Players who gather with other players amid a sense of camaraderie, whether in the weight room, during on-ice drills and the offseason conditioning routines, or just to encourage each other in the discipline required to eat properly and eschew the cheeseburgers, fries and pizza, are generally more successful

“Some of these guys are going to play for the Red Wings,” Fischer said. “These are the best prospects that we have. In the meantime, they should get to know each other and they should be competitive within the group.”

Quick adjustment

All of which is not to say there is no work.

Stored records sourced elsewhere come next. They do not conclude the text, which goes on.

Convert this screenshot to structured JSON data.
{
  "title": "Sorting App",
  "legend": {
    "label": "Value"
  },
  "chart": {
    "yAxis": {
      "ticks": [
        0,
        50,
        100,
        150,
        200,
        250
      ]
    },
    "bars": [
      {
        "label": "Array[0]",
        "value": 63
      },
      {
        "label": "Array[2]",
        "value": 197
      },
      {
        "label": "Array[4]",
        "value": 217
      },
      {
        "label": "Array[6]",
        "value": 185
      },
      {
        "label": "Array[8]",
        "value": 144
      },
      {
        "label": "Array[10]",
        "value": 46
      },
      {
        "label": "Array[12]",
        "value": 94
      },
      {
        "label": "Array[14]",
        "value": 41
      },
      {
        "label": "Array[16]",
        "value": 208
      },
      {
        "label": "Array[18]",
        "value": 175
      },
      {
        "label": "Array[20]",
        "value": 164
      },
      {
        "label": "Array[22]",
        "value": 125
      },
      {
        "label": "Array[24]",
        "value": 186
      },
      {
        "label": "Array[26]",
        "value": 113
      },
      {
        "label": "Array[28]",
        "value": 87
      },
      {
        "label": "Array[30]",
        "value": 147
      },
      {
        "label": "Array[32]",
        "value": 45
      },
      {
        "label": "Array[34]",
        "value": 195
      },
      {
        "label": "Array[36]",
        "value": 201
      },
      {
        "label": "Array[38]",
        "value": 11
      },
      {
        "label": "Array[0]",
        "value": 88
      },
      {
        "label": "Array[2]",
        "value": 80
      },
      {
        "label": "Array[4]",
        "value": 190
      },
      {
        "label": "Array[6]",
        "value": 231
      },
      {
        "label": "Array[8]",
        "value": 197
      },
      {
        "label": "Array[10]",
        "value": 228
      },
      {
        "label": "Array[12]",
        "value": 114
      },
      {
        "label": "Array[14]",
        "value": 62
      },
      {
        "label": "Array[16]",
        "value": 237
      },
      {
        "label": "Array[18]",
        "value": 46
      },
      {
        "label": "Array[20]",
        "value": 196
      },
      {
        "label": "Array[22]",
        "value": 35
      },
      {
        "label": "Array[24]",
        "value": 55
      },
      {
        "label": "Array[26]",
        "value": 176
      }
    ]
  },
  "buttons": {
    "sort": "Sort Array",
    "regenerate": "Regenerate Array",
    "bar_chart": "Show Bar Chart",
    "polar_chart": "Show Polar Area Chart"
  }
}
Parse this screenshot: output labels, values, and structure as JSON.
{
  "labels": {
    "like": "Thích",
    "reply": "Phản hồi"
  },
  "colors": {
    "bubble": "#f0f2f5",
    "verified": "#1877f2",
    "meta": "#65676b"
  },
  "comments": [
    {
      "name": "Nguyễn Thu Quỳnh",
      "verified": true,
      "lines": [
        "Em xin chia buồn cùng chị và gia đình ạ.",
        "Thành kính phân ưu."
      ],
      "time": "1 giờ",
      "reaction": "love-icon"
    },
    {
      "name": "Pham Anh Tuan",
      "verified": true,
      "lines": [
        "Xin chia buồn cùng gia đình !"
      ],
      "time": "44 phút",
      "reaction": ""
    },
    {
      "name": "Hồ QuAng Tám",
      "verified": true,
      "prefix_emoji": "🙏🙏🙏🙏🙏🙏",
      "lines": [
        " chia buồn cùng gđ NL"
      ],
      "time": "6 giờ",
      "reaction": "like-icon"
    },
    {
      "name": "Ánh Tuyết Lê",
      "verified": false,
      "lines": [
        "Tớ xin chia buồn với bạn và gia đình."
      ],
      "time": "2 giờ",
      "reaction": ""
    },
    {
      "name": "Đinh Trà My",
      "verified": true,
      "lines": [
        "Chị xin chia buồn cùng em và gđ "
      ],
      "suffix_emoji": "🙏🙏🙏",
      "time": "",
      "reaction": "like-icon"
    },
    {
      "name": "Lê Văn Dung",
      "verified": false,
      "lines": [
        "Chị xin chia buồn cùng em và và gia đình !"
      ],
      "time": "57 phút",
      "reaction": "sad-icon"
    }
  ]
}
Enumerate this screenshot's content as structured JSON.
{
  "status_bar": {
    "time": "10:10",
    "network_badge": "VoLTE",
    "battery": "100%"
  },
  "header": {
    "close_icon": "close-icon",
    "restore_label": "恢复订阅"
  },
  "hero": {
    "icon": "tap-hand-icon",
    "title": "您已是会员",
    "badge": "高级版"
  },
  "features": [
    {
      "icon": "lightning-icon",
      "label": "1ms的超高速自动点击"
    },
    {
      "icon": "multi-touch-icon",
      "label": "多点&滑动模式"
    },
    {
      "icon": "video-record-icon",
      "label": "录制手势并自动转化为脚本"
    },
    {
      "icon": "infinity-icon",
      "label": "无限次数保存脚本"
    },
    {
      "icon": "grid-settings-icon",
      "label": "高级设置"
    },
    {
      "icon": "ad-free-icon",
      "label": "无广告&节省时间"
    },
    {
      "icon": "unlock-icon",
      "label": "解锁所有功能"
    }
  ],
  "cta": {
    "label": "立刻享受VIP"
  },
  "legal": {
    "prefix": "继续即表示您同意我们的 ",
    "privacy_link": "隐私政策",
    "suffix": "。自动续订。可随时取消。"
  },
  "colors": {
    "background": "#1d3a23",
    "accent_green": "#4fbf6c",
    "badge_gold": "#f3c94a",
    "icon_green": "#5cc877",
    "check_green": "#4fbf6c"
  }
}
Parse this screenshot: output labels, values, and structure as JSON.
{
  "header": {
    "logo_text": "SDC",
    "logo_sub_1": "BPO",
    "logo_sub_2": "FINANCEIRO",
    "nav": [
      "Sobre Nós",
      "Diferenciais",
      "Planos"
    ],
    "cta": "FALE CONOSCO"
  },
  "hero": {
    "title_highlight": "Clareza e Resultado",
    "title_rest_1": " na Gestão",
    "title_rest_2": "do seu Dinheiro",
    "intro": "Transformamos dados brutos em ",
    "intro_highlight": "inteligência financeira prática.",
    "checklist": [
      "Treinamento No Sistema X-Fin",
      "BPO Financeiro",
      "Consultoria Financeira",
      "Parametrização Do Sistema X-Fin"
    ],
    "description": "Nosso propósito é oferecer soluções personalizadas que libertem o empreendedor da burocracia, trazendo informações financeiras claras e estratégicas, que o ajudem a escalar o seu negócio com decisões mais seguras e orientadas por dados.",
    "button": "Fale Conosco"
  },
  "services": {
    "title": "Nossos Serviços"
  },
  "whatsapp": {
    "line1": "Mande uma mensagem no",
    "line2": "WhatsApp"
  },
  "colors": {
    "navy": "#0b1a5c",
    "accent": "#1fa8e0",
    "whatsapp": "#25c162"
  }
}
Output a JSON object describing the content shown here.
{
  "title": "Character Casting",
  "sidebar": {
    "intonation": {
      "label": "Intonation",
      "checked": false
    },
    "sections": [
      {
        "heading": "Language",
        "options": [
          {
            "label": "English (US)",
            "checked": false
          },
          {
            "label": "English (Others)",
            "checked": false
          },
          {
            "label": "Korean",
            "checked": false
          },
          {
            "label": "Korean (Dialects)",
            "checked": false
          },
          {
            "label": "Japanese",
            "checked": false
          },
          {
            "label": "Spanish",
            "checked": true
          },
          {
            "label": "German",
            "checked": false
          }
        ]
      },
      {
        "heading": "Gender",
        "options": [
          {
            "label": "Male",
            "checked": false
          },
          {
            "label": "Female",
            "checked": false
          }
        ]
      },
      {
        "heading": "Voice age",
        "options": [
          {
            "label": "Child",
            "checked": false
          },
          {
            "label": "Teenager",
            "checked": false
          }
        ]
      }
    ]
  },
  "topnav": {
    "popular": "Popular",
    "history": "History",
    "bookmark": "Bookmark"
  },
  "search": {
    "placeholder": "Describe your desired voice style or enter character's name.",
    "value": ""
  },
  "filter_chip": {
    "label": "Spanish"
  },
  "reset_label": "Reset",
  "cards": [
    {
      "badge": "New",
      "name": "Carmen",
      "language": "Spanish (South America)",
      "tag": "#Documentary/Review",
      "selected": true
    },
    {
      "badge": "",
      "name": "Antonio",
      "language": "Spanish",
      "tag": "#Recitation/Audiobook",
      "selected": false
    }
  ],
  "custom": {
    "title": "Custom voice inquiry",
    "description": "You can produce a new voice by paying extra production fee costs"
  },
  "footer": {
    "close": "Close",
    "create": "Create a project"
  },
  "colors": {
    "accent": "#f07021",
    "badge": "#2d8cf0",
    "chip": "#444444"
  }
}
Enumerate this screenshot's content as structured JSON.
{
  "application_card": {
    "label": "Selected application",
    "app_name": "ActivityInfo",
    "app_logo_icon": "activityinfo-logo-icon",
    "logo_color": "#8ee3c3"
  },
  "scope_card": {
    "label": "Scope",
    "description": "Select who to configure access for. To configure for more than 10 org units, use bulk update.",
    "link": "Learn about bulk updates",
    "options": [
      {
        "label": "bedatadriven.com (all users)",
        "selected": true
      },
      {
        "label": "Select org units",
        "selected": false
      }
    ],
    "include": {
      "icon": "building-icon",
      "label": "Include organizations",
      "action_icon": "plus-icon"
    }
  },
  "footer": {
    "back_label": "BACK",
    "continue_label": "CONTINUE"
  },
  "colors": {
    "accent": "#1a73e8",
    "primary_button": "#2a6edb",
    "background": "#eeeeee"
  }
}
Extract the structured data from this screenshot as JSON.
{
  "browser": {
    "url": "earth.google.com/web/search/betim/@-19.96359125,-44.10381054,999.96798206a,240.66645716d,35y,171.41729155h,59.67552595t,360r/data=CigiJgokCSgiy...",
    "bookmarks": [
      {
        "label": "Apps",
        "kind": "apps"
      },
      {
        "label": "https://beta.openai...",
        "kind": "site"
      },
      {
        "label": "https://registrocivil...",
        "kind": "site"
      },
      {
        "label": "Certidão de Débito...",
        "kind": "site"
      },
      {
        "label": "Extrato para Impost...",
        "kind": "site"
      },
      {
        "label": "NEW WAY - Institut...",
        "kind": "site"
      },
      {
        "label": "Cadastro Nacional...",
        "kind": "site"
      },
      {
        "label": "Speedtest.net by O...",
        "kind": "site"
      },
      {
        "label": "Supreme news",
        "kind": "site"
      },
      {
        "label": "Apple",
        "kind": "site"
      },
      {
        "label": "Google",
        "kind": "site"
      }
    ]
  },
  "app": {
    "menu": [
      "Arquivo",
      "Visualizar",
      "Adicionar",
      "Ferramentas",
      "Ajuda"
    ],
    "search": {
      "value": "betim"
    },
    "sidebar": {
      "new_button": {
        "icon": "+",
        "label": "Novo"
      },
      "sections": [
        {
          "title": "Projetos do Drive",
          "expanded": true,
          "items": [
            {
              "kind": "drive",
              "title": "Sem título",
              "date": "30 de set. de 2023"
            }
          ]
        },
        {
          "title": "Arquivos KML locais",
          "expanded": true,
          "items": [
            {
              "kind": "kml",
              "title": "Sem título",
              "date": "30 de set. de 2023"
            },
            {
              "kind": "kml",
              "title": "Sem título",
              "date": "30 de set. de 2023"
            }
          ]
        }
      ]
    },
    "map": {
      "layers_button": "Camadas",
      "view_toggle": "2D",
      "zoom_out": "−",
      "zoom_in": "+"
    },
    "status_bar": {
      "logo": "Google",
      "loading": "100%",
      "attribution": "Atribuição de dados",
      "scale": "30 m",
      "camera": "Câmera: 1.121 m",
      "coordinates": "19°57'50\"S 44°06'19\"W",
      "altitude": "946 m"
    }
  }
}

There is plenty, including four days of repeated drills in on-ice skill development, on-ice conditioning, on-ice practice and off-ice workouts, in addition to the two scrimmages.

Nelson said the camp is based on skill, with instruction, proceeding to drills and then practice.

“The guys who have one year of professional hockey under their belts, they know the drills,” Nelson said. “They’re timing is just a bit better.

“And that’s normal.’

The coach’s message for Thursday was telling some of the young guys to stop “going 110 miles an hour,” trying to impress the brass, and backing off enough to properly execute.

When that standard is met, Nelson said, acceleration is appropriate.

For Holland the scrimmages will provide the moments to judge where the prospects are and what parts of their game are strong and what needs improvement.

“This week and the first week of training camp are about the future,” Holland said. “It’s looking at players that you think might one day be Red Wings.

“It’s about hope for the franchise.”